*What you need to do*. Pick out the lines below that include the string "Section".

*Dataset entries*.

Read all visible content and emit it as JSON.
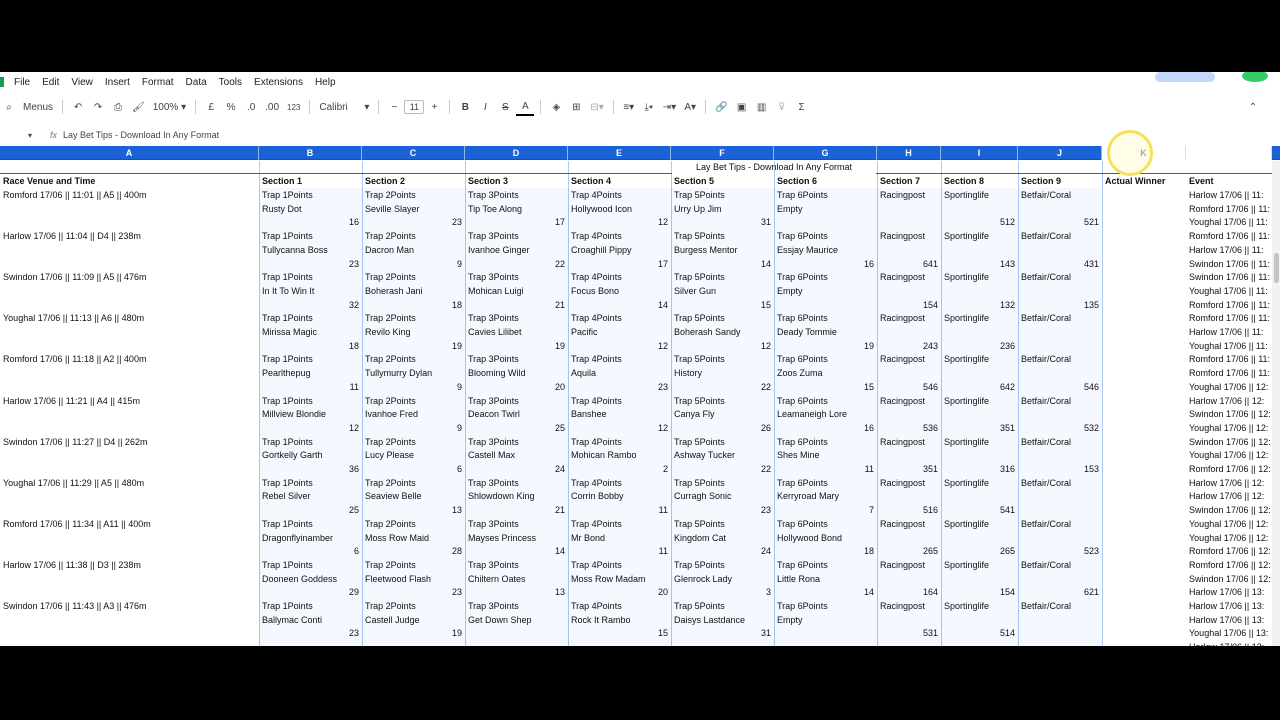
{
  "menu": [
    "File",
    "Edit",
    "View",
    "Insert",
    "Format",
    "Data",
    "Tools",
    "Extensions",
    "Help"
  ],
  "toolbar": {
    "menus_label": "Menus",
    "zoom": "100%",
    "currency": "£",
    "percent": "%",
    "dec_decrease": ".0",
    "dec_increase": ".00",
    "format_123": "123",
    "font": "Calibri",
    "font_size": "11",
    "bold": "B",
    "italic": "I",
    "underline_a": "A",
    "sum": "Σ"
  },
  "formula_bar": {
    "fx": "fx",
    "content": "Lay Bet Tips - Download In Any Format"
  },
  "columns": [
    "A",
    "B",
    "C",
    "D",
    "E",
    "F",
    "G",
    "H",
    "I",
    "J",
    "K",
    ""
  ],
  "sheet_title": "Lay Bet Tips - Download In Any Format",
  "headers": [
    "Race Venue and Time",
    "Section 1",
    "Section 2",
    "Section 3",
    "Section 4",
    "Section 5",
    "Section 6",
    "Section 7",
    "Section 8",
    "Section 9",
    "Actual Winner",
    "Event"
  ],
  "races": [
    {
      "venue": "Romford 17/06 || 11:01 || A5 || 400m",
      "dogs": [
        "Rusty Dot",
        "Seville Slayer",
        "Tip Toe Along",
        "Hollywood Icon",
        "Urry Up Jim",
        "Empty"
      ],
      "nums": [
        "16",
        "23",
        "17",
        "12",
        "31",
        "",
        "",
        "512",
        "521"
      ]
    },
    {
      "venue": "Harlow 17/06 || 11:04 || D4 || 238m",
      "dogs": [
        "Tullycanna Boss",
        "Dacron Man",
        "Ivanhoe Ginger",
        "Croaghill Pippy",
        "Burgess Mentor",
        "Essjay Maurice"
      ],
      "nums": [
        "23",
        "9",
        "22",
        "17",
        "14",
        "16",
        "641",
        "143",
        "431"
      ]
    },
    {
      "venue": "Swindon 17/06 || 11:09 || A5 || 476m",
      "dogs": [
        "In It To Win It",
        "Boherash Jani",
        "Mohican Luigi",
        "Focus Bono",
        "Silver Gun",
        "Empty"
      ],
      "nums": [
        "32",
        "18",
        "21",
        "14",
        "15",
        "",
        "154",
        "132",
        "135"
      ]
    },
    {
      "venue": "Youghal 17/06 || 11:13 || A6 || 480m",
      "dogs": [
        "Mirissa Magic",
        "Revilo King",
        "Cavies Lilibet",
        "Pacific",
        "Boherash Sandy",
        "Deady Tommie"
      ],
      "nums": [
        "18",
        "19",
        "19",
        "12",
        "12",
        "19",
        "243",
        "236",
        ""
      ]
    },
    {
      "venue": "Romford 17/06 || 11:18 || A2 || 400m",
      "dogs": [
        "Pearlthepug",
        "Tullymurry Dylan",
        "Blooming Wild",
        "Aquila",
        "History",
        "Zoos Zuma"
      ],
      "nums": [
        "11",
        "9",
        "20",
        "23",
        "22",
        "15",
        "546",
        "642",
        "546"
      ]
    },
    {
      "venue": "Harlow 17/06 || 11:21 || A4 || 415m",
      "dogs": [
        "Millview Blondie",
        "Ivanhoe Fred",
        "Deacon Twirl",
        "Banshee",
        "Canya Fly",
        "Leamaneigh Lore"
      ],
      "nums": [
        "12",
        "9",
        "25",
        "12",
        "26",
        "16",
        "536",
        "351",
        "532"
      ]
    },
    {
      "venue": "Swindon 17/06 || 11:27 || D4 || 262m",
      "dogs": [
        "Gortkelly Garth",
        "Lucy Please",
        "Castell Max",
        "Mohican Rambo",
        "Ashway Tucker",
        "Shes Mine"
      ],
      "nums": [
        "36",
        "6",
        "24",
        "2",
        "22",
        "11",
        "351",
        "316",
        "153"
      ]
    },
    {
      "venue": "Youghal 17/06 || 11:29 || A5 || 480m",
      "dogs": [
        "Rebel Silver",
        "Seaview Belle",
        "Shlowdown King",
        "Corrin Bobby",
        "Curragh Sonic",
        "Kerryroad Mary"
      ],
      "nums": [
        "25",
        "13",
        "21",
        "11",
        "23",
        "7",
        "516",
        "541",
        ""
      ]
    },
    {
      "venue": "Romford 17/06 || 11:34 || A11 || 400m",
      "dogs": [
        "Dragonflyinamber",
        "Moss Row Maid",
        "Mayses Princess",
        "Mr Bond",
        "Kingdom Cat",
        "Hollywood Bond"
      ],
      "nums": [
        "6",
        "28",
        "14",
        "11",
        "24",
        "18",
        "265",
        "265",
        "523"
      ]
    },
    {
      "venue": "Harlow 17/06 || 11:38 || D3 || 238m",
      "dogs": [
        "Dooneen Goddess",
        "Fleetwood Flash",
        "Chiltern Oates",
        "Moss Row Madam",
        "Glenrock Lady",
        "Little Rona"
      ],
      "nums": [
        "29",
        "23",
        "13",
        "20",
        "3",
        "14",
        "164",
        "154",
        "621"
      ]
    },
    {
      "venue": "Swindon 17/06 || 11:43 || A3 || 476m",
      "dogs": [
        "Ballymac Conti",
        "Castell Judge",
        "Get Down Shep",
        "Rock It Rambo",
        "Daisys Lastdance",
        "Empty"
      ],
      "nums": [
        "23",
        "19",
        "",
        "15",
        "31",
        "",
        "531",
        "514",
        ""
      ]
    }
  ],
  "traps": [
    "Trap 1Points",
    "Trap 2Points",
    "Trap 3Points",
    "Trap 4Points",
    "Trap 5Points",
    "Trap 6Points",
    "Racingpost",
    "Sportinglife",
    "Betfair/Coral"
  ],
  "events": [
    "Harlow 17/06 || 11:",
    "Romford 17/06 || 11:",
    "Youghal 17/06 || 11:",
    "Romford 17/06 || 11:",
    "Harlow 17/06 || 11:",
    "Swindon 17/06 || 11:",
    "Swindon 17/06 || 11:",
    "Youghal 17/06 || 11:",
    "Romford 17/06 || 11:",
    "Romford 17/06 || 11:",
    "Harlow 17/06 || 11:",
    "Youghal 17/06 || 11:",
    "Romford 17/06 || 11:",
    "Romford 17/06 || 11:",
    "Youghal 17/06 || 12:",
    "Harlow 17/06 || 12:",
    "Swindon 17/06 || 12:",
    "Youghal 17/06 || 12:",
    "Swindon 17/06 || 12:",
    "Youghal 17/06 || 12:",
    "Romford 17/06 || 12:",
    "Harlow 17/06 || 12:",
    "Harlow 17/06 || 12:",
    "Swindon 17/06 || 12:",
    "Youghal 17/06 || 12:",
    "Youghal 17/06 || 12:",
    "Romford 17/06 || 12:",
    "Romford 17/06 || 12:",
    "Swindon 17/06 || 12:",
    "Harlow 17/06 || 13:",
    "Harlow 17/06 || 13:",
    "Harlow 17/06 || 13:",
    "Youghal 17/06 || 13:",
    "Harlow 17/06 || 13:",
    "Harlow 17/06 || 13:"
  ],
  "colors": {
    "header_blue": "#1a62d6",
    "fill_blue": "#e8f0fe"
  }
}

*Answer to this task*.
    "Section 1",
    "Section 2",
    "Section 3",
    "Section 4",
    "Section 5",
    "Section 6",
    "Section 7",
    "Section 8",
    "Section 9",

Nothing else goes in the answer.